US8516074Nov 30, 2010Aug 20, 2013Vantrix CorporationSystem and methods for efficient media delivery using cache
US8621622Jun 30, 2012Dec 31, 2013Vantrix CorporationGeneration and delivery of multimedia content-adaptation notifications
US8677241May 10, 2008Mar 18, 2014Vantrix CorporationMethod and system for multimedia messaging service (MMS) to video adaptation
Classifications
U.S. Classification709/246, 707/E17.006, 709/231
International ClassificationG06F15/16
Cooperative ClassificationG06F17/30076
European ClassificationG06F17/30S5V
Legal Events
DateCodeEventDescription
Sep 21, 2011FPAYFee payment
Year of fee payment: 4
Jan 18, 2005ASAssignment
Owner name: NOKIA CORPORATION, FINLAND

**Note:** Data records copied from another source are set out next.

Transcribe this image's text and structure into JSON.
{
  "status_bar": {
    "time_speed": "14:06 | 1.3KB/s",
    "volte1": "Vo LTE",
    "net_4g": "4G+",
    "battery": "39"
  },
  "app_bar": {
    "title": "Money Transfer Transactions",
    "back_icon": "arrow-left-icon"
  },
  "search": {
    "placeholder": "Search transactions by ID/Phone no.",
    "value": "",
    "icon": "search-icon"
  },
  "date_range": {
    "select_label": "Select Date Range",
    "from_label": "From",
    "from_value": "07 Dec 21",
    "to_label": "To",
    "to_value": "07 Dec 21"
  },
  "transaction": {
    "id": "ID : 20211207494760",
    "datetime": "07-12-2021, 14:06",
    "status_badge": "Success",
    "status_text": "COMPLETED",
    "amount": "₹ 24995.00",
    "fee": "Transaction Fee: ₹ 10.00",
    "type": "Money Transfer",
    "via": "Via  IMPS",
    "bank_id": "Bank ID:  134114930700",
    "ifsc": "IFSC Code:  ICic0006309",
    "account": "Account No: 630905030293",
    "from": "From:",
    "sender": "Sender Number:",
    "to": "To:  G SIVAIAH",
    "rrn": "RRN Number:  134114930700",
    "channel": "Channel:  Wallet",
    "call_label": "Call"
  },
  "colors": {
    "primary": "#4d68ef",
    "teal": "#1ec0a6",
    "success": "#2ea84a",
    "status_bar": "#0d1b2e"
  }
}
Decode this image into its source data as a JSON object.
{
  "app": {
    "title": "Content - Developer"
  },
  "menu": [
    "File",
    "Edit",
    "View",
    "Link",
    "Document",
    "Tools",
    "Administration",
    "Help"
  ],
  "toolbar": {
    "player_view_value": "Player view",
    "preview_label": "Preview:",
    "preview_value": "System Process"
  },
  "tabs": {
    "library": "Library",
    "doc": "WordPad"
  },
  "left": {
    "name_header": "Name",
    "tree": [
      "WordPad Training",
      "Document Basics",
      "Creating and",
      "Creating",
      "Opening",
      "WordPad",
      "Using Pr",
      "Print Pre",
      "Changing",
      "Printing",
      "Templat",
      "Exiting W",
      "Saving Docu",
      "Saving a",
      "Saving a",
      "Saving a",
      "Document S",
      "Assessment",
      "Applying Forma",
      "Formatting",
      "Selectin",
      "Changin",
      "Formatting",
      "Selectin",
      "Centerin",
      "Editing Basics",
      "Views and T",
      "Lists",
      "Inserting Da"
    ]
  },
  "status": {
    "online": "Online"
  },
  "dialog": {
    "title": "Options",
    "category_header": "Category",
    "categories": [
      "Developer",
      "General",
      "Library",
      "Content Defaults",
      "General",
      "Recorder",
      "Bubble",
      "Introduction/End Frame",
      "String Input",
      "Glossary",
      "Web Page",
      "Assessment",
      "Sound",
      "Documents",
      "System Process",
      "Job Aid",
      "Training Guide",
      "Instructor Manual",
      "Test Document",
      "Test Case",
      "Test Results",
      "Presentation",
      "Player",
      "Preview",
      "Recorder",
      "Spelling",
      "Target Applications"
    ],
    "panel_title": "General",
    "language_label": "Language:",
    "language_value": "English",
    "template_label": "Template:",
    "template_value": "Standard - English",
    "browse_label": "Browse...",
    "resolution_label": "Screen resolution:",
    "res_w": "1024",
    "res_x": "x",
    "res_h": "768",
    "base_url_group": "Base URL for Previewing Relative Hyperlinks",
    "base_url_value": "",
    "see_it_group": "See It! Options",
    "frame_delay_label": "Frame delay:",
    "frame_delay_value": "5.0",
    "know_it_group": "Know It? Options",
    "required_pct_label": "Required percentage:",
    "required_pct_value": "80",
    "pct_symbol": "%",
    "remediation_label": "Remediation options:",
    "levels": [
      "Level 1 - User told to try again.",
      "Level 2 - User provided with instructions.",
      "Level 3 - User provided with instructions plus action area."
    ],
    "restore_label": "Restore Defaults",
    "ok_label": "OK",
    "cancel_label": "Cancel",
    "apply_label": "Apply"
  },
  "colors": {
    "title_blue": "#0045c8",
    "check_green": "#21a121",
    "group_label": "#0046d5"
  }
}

Free format text: ASSIGNMENT OF ASSIGNORS INTEREST;ASSIGNORS:JANSSON, CRIS;MILLER, KEITH;REEL/FRAME:016168/0881
Effective date: 20041118